The Disordered Order of Competencies

Competency Based Education (or Proficiency Based Learning, or Outcome Based Education, or Mastery Learning, or whatever new name appears next week) is the up-and-coming flavor of the week in education, even though it is neither new nor well-defined by the people who promote it (or the people who are implementing it in name only). But the basic principle is simple and, really, fairly common sensical. It offers a different solution to the age-old tension at the heart of education: students should definitely learn a certain core group of competencies, and they have to learn them in 180 days.
Traditionally, we resolve the tension by siding with the 180 days, and so some students are pushed through even though they don't necessarily fully master the material. But what if we flipped that? What if we said that every student must fully master one skill or unit of content knowledge before she moved on to the next one, regardless of how much or little time it took her to do it.
There's an obvious challenge here. What if Chris only takes 30 days to complete the full list of competencies? Worse, what if Pat needs 400 days to master the same full list? But there's another, less obvious issue here.
CBE is often presented with math lessons as the examples. That's handy, because everyone understands math to be sequential (you can't do calculus if you can't add and subtract).
But what about other disciplines? Remember, the sequence is very important, because in a true competency based system, no student can move to the next unit until she has demonstrated competency (or proficiency, or mastery) in the previous unit. So where should the critical roadblocks come? Should a musician be able to play Bach before they can try Beethoven? Does a physics student have to master potential difference in electricity before she can study centrifugal force? And what about English class? Should students be required to master Romeo and Juliet before they can start working on writing paragraphs? Does it make sense for a teacher to sequence her less engaging units at the beginning of the year when students are still fresh, or at the end of the year so that students who get "stuck" on that unit aren't left quite so far behind?
CBE calls for time to be the variable while learning is the constant, but few districts that have implemented some version of CBE have been brave enough to tell parents, "Summer vacation doesn't start for your child until they've finished all their modules," so there is still a ticking clock behind all of this, meaning that a student who gets stuck on module 3 may never make it to module 20 at all.
Does it make sense to let a student sit like a potted plant for 180 days, then collect a diploma at the end even though they've learned nothing? No, but that's not the only alternative. If Chris can't get past module 3, moving Chris on allows for the possibility that modules 4-26 will actually teach Chris something. CBE assumes that all students can learn everything, so Chris should get there eventually. But eventually can be a long time, and the clock is ticking. If we're going to deny Chris that option, we'd better be absolutely certain that all other modules are hopeless and pointless if Chris didn't master 3. We'd better be comfortable saying, "This stuff is so important that we're going to deny you the chance to learn anything else until you get past this." If you're more comfortable thinking of learning as a many-threaded flexible sequence of interdependent skills and content that can be approached from many different directions in many different combinations, or if you're more comfortable thinking that some times it's better to walk away when you're stuck and come back later after you've wrestled with some different challenges, it's possible that competency based education isn't really for you.

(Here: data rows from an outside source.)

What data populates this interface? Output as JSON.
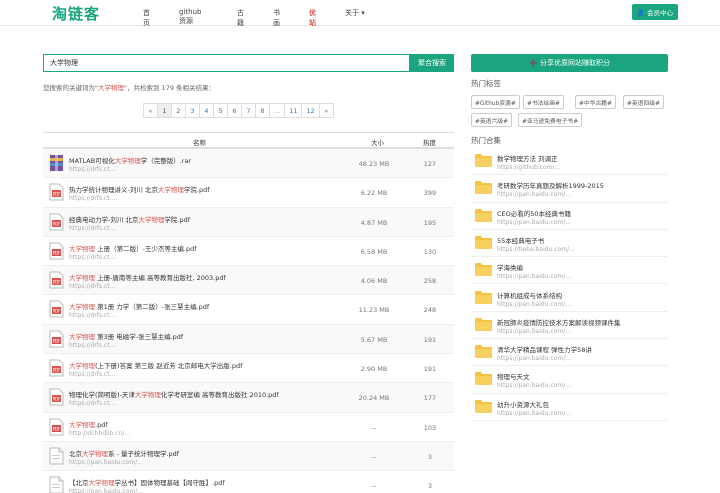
{
  "header": {
    "logo": "淘链客",
    "nav": [
      "首页",
      "github资源",
      "古籍",
      "书画",
      "优站",
      "关于 ▾"
    ],
    "member_button": "👤 会员中心"
  },
  "search": {
    "value": "大学物理",
    "button": "聚合搜索",
    "result_prefix": "您搜索的关键词为\"",
    "keyword": "大学物理",
    "result_suffix": "\"，共检索到 179 条相关结果："
  },
  "pagination": [
    "«",
    "1",
    "2",
    "3",
    "4",
    "5",
    "6",
    "7",
    "8",
    "...",
    "11",
    "12",
    "»"
  ],
  "table": {
    "headers": {
      "name": "名称",
      "size": "大小",
      "heat": "热度"
    },
    "rows": [
      {
        "icon": "rar-file-icon",
        "pre": "MATLAB可视化",
        "kw": "大学物理",
        "post": "学（完整版）.rar",
        "url": "https://drfs.ct...",
        "size": "48.23 MB",
        "heat": "127"
      },
      {
        "icon": "pdf-file-icon",
        "pre": "热力学统计物理讲义-刘川 北京",
        "kw": "大学物理",
        "post": "学院.pdf",
        "url": "https://drfs.ct...",
        "size": "6.22 MB",
        "heat": "399"
      },
      {
        "icon": "pdf-file-icon",
        "pre": "经典电动力学-刘川 北京",
        "kw": "大学物理",
        "post": "学院.pdf",
        "url": "https://drfs.ct...",
        "size": "4.87 MB",
        "heat": "195"
      },
      {
        "icon": "pdf-file-icon",
        "pre": "",
        "kw": "大学物理",
        "post": " 上册（第二版）-王少杰等主编.pdf",
        "url": "https://drfs.ct...",
        "size": "6.58 MB",
        "heat": "130"
      },
      {
        "icon": "pdf-file-icon",
        "pre": "",
        "kw": "大学物理",
        "post": " 上册-唐南等主编 高等教育出版社, 2003.pdf",
        "url": "https://drfs.ct...",
        "size": "4.06 MB",
        "heat": "258"
      },
      {
        "icon": "pdf-file-icon",
        "pre": "",
        "kw": "大学物理",
        "post": " 第1册 力学（第二版）-张三慧主编.pdf",
        "url": "https://drfs.ct...",
        "size": "11.23 MB",
        "heat": "248"
      },
      {
        "icon": "pdf-file-icon",
        "pre": "",
        "kw": "大学物理",
        "post": " 第3册 电磁学-张三慧主编.pdf",
        "url": "https://drfs.ct...",
        "size": "5.67 MB",
        "heat": "191"
      },
      {
        "icon": "pdf-file-icon",
        "pre": "",
        "kw": "大学物理",
        "post": "(上下册)答案 第三版 赵近芳 北京邮电大学出版.pdf",
        "url": "https://drfs.ct...",
        "size": "2.90 MB",
        "heat": "191"
      },
      {
        "icon": "pdf-file-icon",
        "pre": "物理化学(简明版)-天津",
        "kw": "大学物理",
        "post": "化学考研室编 高等教育出版社 2010.pdf",
        "url": "https://drfs.ct...",
        "size": "20.24 MB",
        "heat": "177"
      },
      {
        "icon": "pdf-file-icon",
        "pre": "",
        "kw": "大学物理",
        "post": ".pdf",
        "url": "http://dl.hbdlib.cn/...",
        "size": "--",
        "heat": "103"
      },
      {
        "icon": "file-icon",
        "pre": "北京",
        "kw": "大学物理",
        "post": "系 - 量子统计物理学.pdf",
        "url": "https://pan.baidu.com/...",
        "size": "--",
        "heat": "3"
      },
      {
        "icon": "file-icon",
        "pre": "【北京",
        "kw": "大学物理",
        "post": "学丛书】固体物理基础【阎守胜】.pdf",
        "url": "https://pan.baidu.com/...",
        "size": "--",
        "heat": "3"
      }
    ]
  },
  "sidebar": {
    "share_button": "➕ 分享优质网站赚取积分",
    "tags_heading": "热门标签",
    "tags": [
      "#Github资源#",
      "#书法绘画#",
      "#中华古籍#",
      "#英语四级#",
      "#英语六级#",
      "#亚马逊免费电子书#"
    ],
    "collections_heading": "热门合集",
    "collections": [
      {
        "title": "数学物理方法 刘调正",
        "url": "https://github.com/..."
      },
      {
        "title": "考研数学历年真题及解析1999-2015",
        "url": "https://pan.baidu.com/..."
      },
      {
        "title": "CEO必看的50本经典书籍",
        "url": "https://pan.baidu.com/..."
      },
      {
        "title": "55本经典电子书",
        "url": "https://tieba.baidu.com/..."
      },
      {
        "title": "学海类编",
        "url": "https://pan.baidu.com/..."
      },
      {
        "title": "计算机组成与体系结构",
        "url": "https://pan.baidu.com/..."
      },
      {
        "title": "新冠肺炎疫情防控技术方案解读视频课件集",
        "url": "https://pan.baidu.com/..."
      },
      {
        "title": "清华大学精品课程 弹性力学58讲",
        "url": "https://pan.baidu.com/..."
      },
      {
        "title": "物理与天文",
        "url": "https://pan.baidu.com/..."
      },
      {
        "title": "幼升小资源大礼包",
        "url": "https://pan.baidu.com/..."
      }
    ]
  },
  "colors": {
    "accent": "#1aa57e",
    "keyword": "#d9534f",
    "folder": "#f5c342"
  }
}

  1. I see the roots of this misunderstanding of learning in the basic Western teleological view of knowledge and "progress"--everything before has been leading, step by step, towards the wonderful us in the here and now. If we think of history as the inexorable progress of "man" from "primitive" times to present "perfection," we inevitably gloss over the mountains of error in that world view. That's why it's so helpful to invent new words like "herstory" to facilitate new perspectives.

  2. Anyone who has taught children understands that displaying "mastery" is not an achievement that lasts for all time. Students learn things, and they forget things. Getting a concept or fact into short-term memory is different than getting it into long-term memory. Skills and concepts gained are easily lost if not used and/or repeatedly connected to other learning. What we need to generate in our classrooms is not mastery per se, but rather the joy that comes when learning helps makes sense of earlier learning and is then applied to authentic situations.